Sample Film Paper on The Exorcist Film
The past few years have seen the popularity of horror films rising significantly even though opinions regarding the said popularity vary from one individual to another. It is possible for one to argue that the supposed popularity may arise from the fear of the unknown or sickening experiences encountered by viewers of the same. Like other films, horror films have different implications on viewers, and therefore, the religious and mythical impacts of “The Exorcist,” which is a horror film, are explored.

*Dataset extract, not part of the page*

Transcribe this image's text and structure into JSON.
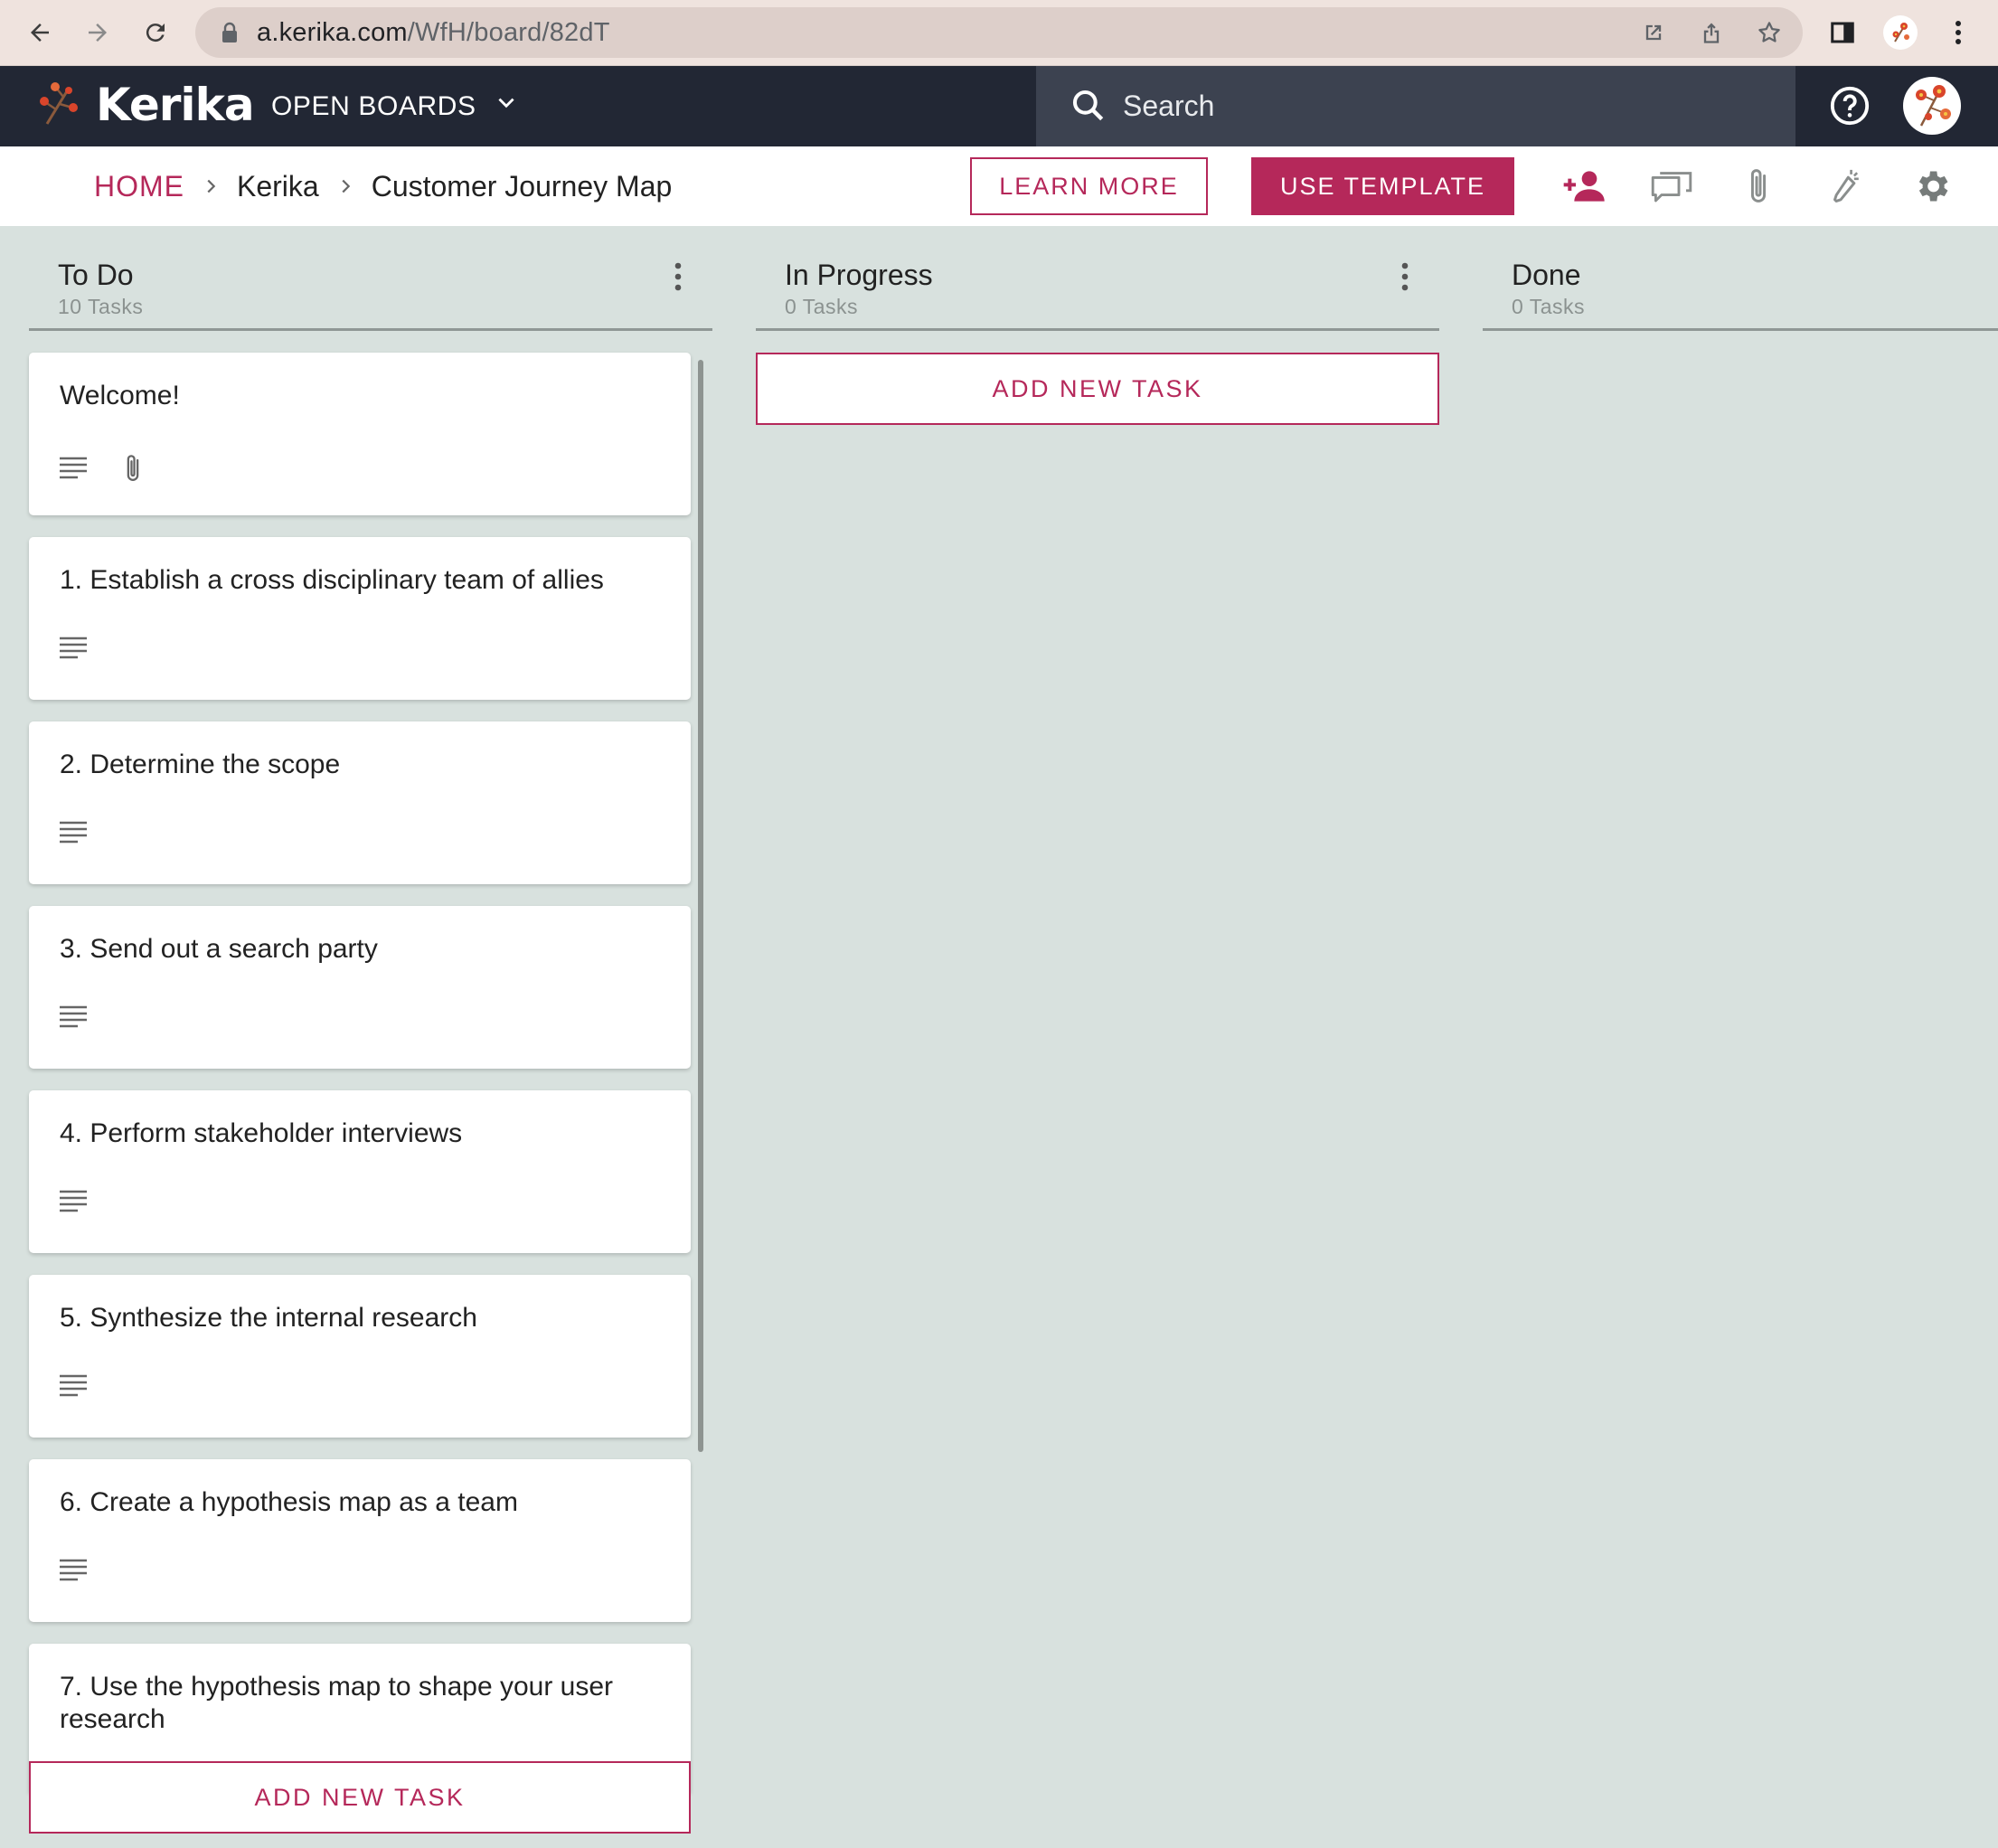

Most viewers who follow the works of William Friedkin, such as “The Exorcist” can agree that he is an avid ally of spirituality. While watching the movie, a person’s religious or spiritual belief is not significant because its haunting nature and verisimilitude have adverse impacts on all. Staunchest believers too are afraid of the concept of possession and the flexibility to embrace faith. “The Exorcist” is based on the Blatty’s novel, and Friedkin’s work develops the book through more practical effects leaving the spiritual experience of the audience traumatized and assaulted.
The horrifying scenes showcased in the film make the religious theme more powerful. The vulgar spectacle of the film insults moral beliefs of many religious devotees as well as non-religious persons. There were increased reports of cardiac arrests, miscarriages, vomiting, and other consequences for viewers of the film causing a media frenzy. The film bombards viewers with devilish information until the climax of exorcism. The gruelling scenes of the medical examinations performed on the main antagonist Reagan have even worse impacts on viewers even though it brings hope on religious viewers when the said person is recommended to a psychiatrist and Catholic priest. Towards the end, the church approves exorcism of the supposed demonic powers leading to questions about dangerous predatorial dynamics of human existence.